■ **WHAT THE TASK ASKS**
Show, from the records below, all lines that contain the word "name".

■ **EXERCISE MATERIALS**
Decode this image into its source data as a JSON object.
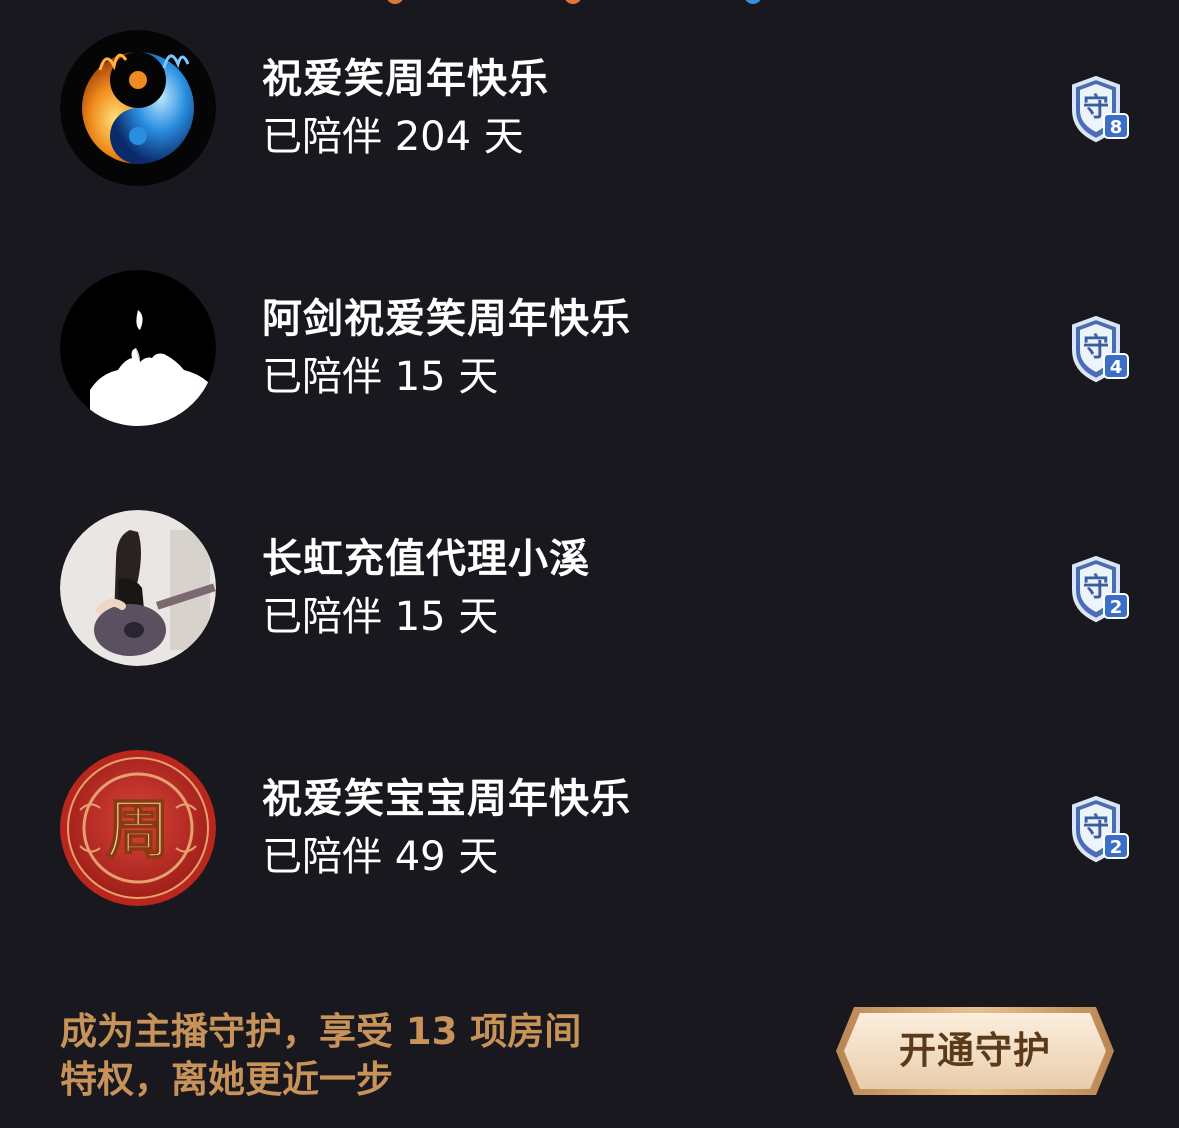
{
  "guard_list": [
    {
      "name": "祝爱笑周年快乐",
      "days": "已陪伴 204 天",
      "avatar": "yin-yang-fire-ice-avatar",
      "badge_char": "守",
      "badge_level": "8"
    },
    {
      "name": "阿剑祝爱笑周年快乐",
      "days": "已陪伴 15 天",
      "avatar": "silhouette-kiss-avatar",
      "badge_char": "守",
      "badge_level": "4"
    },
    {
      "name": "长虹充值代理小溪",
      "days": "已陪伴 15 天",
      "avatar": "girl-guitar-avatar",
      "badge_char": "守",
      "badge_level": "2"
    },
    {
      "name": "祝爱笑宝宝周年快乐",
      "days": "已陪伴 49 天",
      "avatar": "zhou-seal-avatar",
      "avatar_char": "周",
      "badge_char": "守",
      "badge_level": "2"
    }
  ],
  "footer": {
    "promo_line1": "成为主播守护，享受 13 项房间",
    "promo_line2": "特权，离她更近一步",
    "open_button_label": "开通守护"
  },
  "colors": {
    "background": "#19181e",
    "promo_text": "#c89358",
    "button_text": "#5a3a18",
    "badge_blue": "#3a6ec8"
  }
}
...
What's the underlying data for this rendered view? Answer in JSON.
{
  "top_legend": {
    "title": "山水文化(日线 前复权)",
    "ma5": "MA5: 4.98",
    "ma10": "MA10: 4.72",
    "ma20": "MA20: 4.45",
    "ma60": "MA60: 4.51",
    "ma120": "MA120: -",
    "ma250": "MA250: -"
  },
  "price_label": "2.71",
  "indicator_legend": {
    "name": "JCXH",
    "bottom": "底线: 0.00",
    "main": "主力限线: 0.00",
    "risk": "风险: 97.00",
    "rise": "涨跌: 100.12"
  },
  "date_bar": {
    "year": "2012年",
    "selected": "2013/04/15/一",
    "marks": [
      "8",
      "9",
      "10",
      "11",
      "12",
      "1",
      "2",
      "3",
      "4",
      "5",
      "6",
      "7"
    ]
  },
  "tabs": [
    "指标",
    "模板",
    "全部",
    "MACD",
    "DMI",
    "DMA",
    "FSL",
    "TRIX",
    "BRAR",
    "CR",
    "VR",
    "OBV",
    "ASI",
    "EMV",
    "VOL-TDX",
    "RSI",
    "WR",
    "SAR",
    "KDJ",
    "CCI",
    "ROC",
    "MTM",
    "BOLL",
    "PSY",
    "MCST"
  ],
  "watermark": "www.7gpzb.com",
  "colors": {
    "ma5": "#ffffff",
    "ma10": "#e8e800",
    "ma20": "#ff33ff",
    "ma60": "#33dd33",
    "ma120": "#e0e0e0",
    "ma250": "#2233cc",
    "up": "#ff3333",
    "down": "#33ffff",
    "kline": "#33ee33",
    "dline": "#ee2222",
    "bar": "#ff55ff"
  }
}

■ **RESULT OF THE EXERCISE**
      "name": "祝爱笑周年快乐",
      "name": "阿剑祝爱笑周年快乐",
      "name": "长虹充值代理小溪",
      "name": "祝爱笑宝宝周年快乐",
    "name": "JCXH",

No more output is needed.